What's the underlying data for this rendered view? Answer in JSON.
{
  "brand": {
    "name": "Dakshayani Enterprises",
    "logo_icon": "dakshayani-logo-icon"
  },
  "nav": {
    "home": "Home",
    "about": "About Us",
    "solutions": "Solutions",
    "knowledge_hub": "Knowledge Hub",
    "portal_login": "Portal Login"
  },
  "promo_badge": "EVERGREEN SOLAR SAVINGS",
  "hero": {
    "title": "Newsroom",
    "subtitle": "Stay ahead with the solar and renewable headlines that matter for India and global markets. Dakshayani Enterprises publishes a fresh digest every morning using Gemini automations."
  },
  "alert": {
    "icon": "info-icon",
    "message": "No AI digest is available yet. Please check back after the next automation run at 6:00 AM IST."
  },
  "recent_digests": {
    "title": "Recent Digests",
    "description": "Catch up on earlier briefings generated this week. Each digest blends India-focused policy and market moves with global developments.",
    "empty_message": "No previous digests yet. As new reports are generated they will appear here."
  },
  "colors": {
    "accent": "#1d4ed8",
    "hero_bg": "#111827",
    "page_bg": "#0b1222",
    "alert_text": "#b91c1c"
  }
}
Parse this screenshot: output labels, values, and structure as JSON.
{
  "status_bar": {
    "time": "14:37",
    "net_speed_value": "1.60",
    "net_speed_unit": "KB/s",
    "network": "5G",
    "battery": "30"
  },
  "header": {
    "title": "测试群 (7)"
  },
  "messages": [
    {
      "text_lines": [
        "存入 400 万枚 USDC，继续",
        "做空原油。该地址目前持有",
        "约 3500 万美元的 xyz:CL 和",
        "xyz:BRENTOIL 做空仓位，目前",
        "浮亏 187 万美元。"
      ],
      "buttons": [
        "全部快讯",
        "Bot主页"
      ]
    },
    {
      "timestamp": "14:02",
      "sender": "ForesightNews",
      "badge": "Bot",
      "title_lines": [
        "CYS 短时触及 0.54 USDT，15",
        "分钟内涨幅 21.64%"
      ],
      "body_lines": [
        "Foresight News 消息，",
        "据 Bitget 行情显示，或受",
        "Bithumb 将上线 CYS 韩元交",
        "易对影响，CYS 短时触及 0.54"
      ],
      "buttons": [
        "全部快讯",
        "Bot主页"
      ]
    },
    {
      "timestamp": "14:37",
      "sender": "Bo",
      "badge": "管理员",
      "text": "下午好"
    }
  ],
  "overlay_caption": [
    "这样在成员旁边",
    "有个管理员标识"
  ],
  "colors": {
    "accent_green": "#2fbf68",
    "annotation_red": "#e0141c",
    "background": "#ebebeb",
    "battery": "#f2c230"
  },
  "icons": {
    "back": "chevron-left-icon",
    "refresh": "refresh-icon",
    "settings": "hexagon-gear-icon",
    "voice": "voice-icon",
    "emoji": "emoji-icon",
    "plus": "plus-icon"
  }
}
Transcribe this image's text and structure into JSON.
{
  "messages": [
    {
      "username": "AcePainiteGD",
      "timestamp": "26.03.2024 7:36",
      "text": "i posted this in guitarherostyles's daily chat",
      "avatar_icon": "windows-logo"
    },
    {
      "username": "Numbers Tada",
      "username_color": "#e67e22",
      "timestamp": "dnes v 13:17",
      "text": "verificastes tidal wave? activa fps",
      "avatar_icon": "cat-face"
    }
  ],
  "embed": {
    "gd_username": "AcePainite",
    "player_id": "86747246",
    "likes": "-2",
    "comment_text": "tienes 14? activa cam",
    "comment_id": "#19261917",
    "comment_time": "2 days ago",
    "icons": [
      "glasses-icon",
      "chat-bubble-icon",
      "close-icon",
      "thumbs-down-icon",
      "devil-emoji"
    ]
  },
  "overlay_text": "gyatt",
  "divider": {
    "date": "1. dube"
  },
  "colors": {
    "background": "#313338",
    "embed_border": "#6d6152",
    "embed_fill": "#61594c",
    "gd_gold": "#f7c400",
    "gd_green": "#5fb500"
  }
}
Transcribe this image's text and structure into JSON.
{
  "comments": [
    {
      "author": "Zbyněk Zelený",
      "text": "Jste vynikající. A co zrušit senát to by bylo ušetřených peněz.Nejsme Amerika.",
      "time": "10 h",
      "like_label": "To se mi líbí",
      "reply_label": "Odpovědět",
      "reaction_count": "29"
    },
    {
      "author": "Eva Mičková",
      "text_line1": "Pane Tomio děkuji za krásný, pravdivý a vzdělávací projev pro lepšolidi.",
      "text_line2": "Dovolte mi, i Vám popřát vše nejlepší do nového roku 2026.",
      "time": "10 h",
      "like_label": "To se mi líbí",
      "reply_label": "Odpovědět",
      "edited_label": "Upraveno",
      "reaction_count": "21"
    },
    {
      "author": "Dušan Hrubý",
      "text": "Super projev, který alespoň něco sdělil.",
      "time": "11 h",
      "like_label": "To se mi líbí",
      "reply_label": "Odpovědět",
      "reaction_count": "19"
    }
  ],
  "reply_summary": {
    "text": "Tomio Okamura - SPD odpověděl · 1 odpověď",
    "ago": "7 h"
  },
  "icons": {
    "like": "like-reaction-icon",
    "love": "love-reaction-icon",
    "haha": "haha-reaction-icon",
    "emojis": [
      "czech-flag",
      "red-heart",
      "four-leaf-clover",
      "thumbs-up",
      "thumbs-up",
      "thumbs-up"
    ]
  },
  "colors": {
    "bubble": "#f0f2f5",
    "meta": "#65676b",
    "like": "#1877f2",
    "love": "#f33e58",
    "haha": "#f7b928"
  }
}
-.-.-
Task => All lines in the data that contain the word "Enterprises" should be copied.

Final answer =>
    "name": "Dakshayani Enterprises",
    "subtitle": "Stay ahead with the solar and renewable headlines that matter for India and global markets. Dakshayani Enterprises publishes a fresh digest every morning using Gemini automations."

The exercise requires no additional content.